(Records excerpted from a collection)
────────────────────

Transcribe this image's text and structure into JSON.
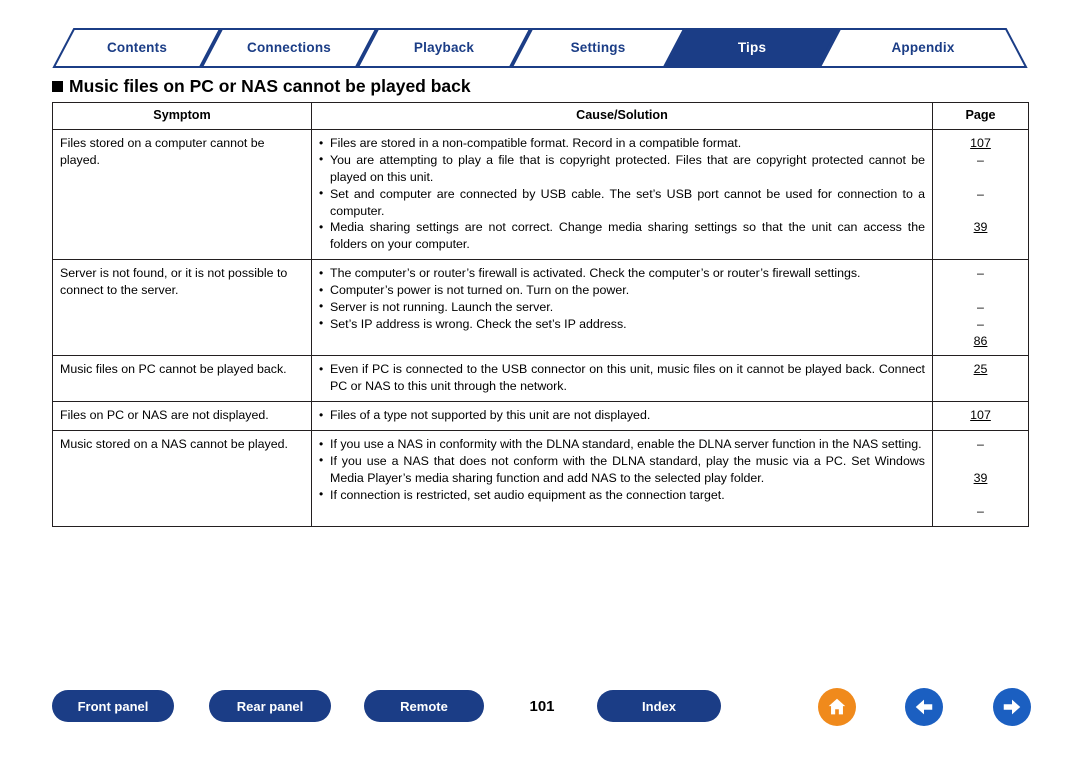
{
  "tabs": [
    {
      "label": "Contents",
      "active": false
    },
    {
      "label": "Connections",
      "active": false
    },
    {
      "label": "Playback",
      "active": false
    },
    {
      "label": "Settings",
      "active": false
    },
    {
      "label": "Tips",
      "active": true
    },
    {
      "label": "Appendix",
      "active": false
    }
  ],
  "heading": "Music files on PC or NAS cannot be played back",
  "table": {
    "headers": {
      "symptom": "Symptom",
      "cause": "Cause/Solution",
      "page": "Page"
    },
    "rows": [
      {
        "symptom": "Files stored on a computer cannot be played.",
        "causes": [
          "Files are stored in a non-compatible format. Record in a compatible format.",
          "You are attempting to play a file that is copyright protected. Files that are copyright protected cannot be played on this unit.",
          "Set and computer are connected by USB cable. The set’s USB port cannot be used for connection to a computer.",
          "Media sharing settings are not correct. Change media sharing settings so that the unit can access the folders on your computer."
        ],
        "pages": [
          {
            "text": "107",
            "link": true,
            "offset": 0
          },
          {
            "text": "–",
            "link": false,
            "offset": 1
          },
          {
            "text": "–",
            "link": false,
            "offset": 1
          },
          {
            "text": "39",
            "link": true,
            "offset": 1
          }
        ]
      },
      {
        "symptom": "Server is not found, or it is not possible to connect to the server.",
        "causes": [
          "The computer’s or router’s firewall is activated. Check the computer’s or router’s firewall settings.",
          "Computer’s power is not turned on. Turn on the power.",
          "Server is not running. Launch the server.",
          "Set’s IP address is wrong. Check the set’s IP address."
        ],
        "pages": [
          {
            "text": "–",
            "link": false,
            "offset": 0
          },
          {
            "text": "–",
            "link": false,
            "offset": 1
          },
          {
            "text": "–",
            "link": false,
            "offset": 0
          },
          {
            "text": "86",
            "link": true,
            "offset": 0
          }
        ]
      },
      {
        "symptom": "Music files on PC cannot be played back.",
        "causes": [
          "Even if PC is connected to the USB connector on this unit, music files on it cannot be played back. Connect PC or NAS to this unit through the network."
        ],
        "pages": [
          {
            "text": "25",
            "link": true,
            "offset": 0
          }
        ]
      },
      {
        "symptom": "Files on PC or NAS are not displayed.",
        "causes": [
          "Files of a type not supported by this unit are not displayed."
        ],
        "pages": [
          {
            "text": "107",
            "link": true,
            "offset": 0
          }
        ]
      },
      {
        "symptom": "Music stored on a NAS cannot be played.",
        "causes": [
          "If you use a NAS in conformity with the DLNA standard, enable the DLNA server function in the NAS setting.",
          "If you use a NAS that does not conform with the DLNA standard, play the music via a PC. Set Windows Media Player’s media sharing function and add NAS to the selected play folder.",
          "If connection is restricted, set audio equipment as the connection target."
        ],
        "pages": [
          {
            "text": "–",
            "link": false,
            "offset": 0
          },
          {
            "text": "39",
            "link": true,
            "offset": 1
          },
          {
            "text": "–",
            "link": false,
            "offset": 1
          }
        ]
      }
    ]
  },
  "footer": {
    "buttons": [
      {
        "label": "Front panel"
      },
      {
        "label": "Rear panel"
      },
      {
        "label": "Remote"
      },
      {
        "label": "Index"
      }
    ],
    "page_number": "101",
    "icons": [
      {
        "name": "home-icon",
        "glyph": "home"
      },
      {
        "name": "back-arrow-icon",
        "glyph": "left"
      },
      {
        "name": "forward-arrow-icon",
        "glyph": "right"
      }
    ]
  }
}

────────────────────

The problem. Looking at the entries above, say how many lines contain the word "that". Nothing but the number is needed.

Task solution. 3